What’s it like to be a Quaker in El Paso, Tex., these days? At a recent meeting for business, a visitor from New England suggested that other Friends might like to know how we’re involved in all that’s going on recently where we live at the border with Mexico.
“Organized chaos” is the expression a visitor from Pennsylvania used, with enthusiasm, to describe his two‐week stint volunteering with Annunciation House. That organization is one of the mainstays providing assistance for the asylum seekers who need a place to stay, rest, eat, clean up, recover their strength, and firm up travel plans between the time they are released by government agencies and the moment they set off by plane or bus to the relatives and friends who will house them until their hearing dates. It’s been around for more than 40 years, largely the result of El Pasoan Ruben Garcia’s early call to serve the vulnerable.
As the numbers have increased, so has the Annunciation House footprint. It recently added satellite shelters with the help of many local religious organizations and financial support from countless individuals and from El Paso Community Foundation’s Migrant Family Relief Fund. Besides Annunciation House, that fund buoys up Las Americas Immigrant Advocacy Center and the Diocesan Migrant and Refugee Services, both of which provide legal services to asylum seekers. Also working in this field are the Detained Migrant Solidarity Committee and the Border Network for Human Rights.
El Paso Quakers work with these groups and field questions from concerned Friends all over the country. We corresponded with a meeting in North Carolina that wanted to contribute financially. One family here housed a Spanish‐speaking Quaker lawyer from Georgia who worked night and day reuniting families, and the same family later accompanied a man sent to us from a New Mexico meeting who needed a place to stay, hurriedly finding him an interpreter to help at his hearing. We also linked the mother of a young baby with Annunciation House folks who could provide her with help when she arrives in town for her hearing. We’ve been happy to extend hospitality to Friends from Massachusetts, Pennsylvania, and Wisconsin who came here to volunteer.
We’re a small group, about a dozen at our strongest. El Paso Meeting has been here almost 50 years, and more than 100 Friends have passed through, though never very many at one time. Our numbers reflect the fact that El Paso has always been a place where many people, including Quakers, come and go.
Some of us have regular weekly appointments at Annunciation House shelters to pick up mountains of bedding and towels, launder them, and return them to duty. Others are on call to respond to various needs: organizing and distributing donated clothing and toiletries; preparing, serving, and cleaning up after meals; making spur‐of‐the‐moment trips to the store; or just showing up to do whatever needs doing.

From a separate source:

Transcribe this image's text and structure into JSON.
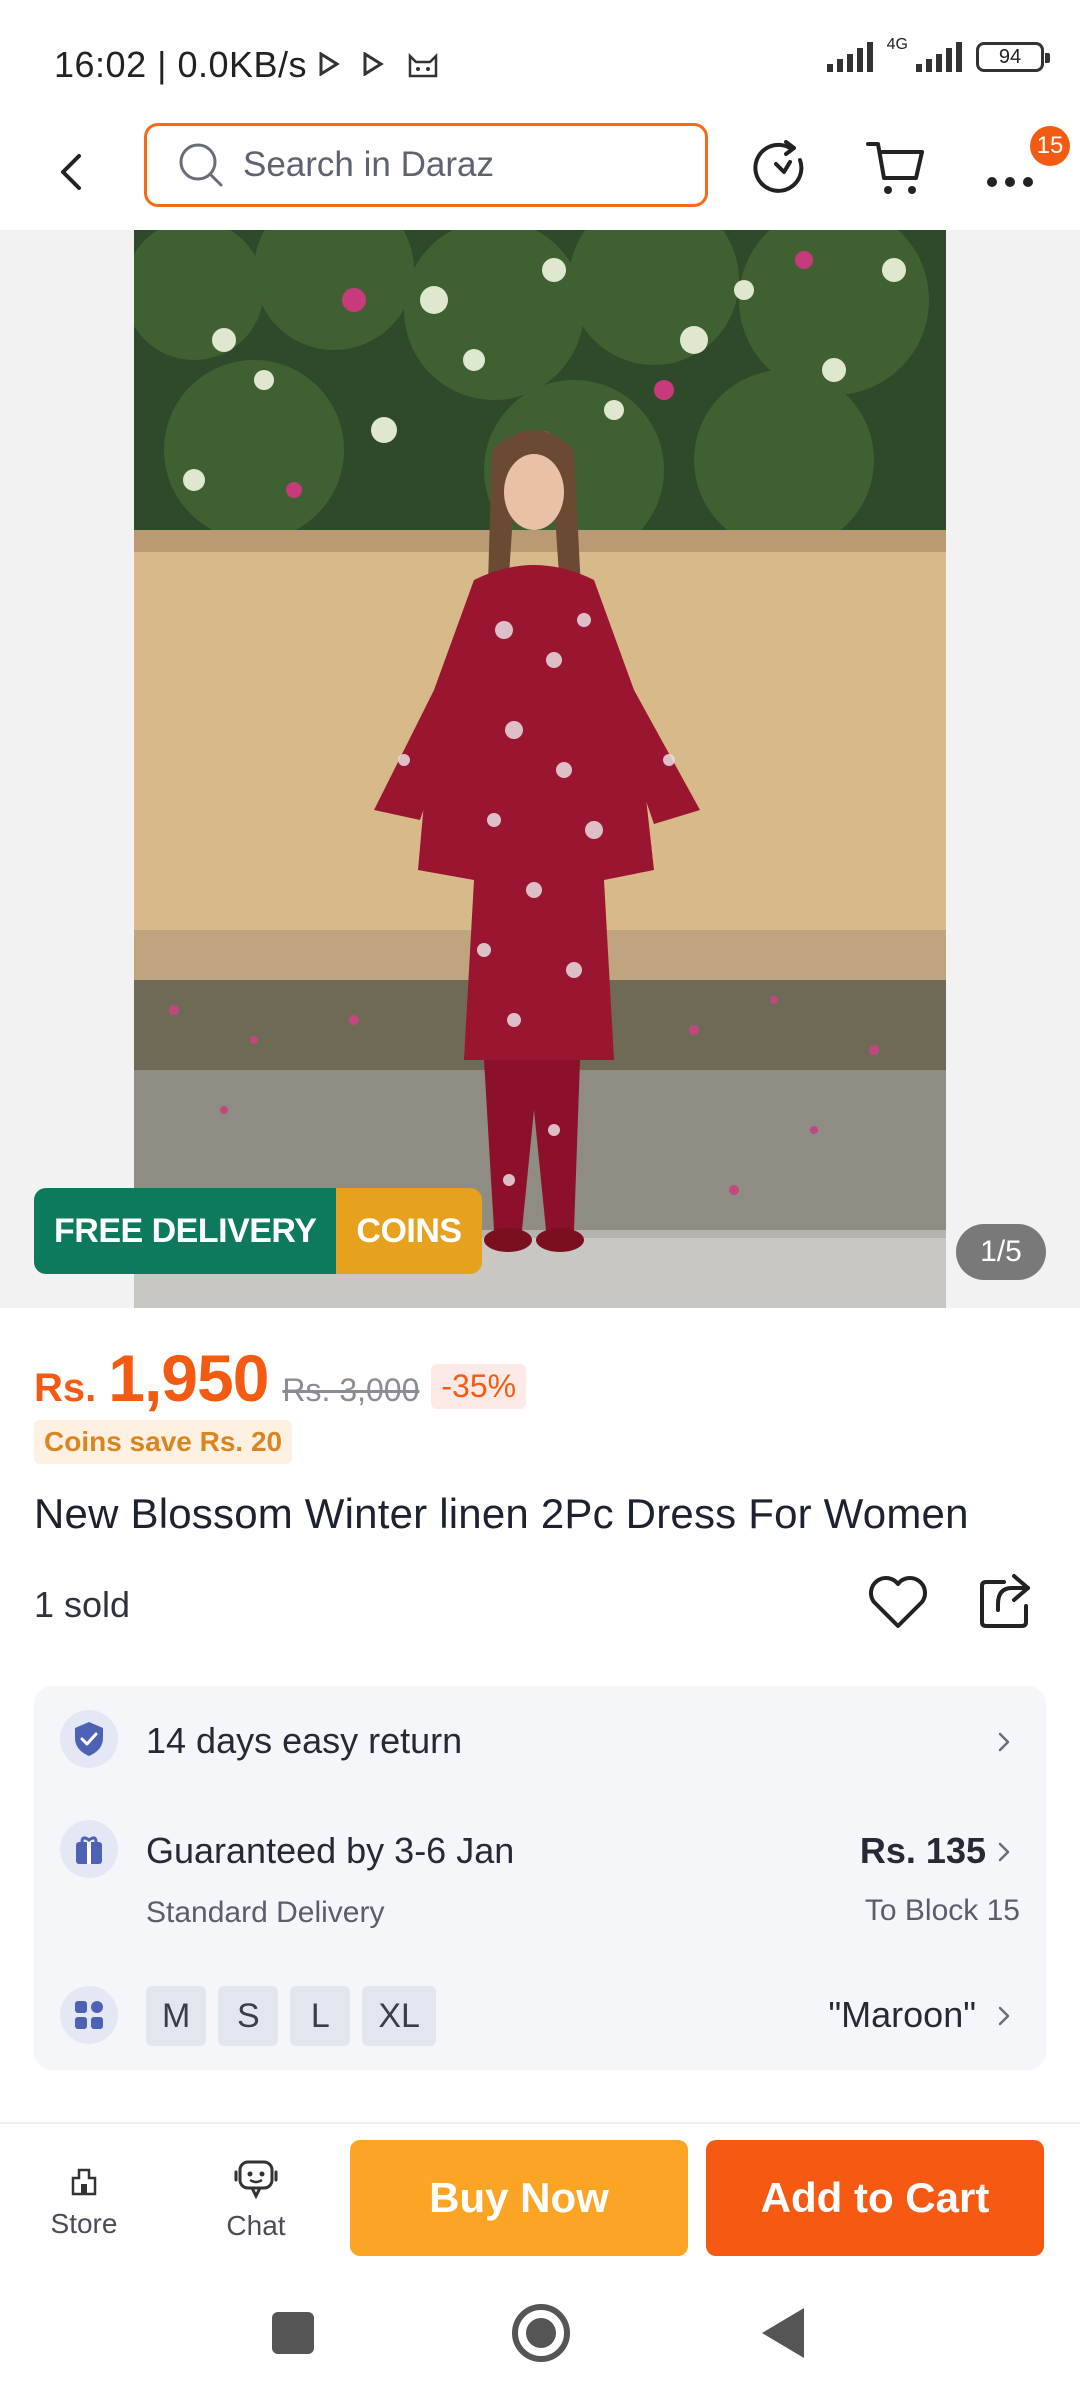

Many may have read about the times when hundreds were dropped off unexpectedly at the bus station without liaison with Annunciation House. The Disciples church, from which we rent our meetingroom, was tasked with suddenly providing a meal for 200. A group of us helped serve and clean up, and we also directed some money to the project. We were happy to hear that “the Quakers provided the chicken for lunch.” Although much of the chaos can be organized, efforts have often required creativity, speed, and flexibility.
We’re border people, used to the many joys and occasional concerns of living here, where the line at the edge of the United States generally doesn’t pose a barrier to community. What you hear about in the news is in the news because it’s new.
From what we’ve seen, there are some really nice people coming to stay with us in hopes of making their safety more permanent. Recently I was employing my clumsy Spanish to distribute clothing and encourage people to take a coat if they were bound for a cold place; one woman told me her destination and it sounded more like a song than a place name. When I looked perplexed, she laughed and pointed to a friend, going to Boston, who could say the name for her. It was “Philadelphia.”
They’re on their way from us to you. If the lady wearing the El Paso trench coat looks chilly, maybe you could offer her a sweater, too.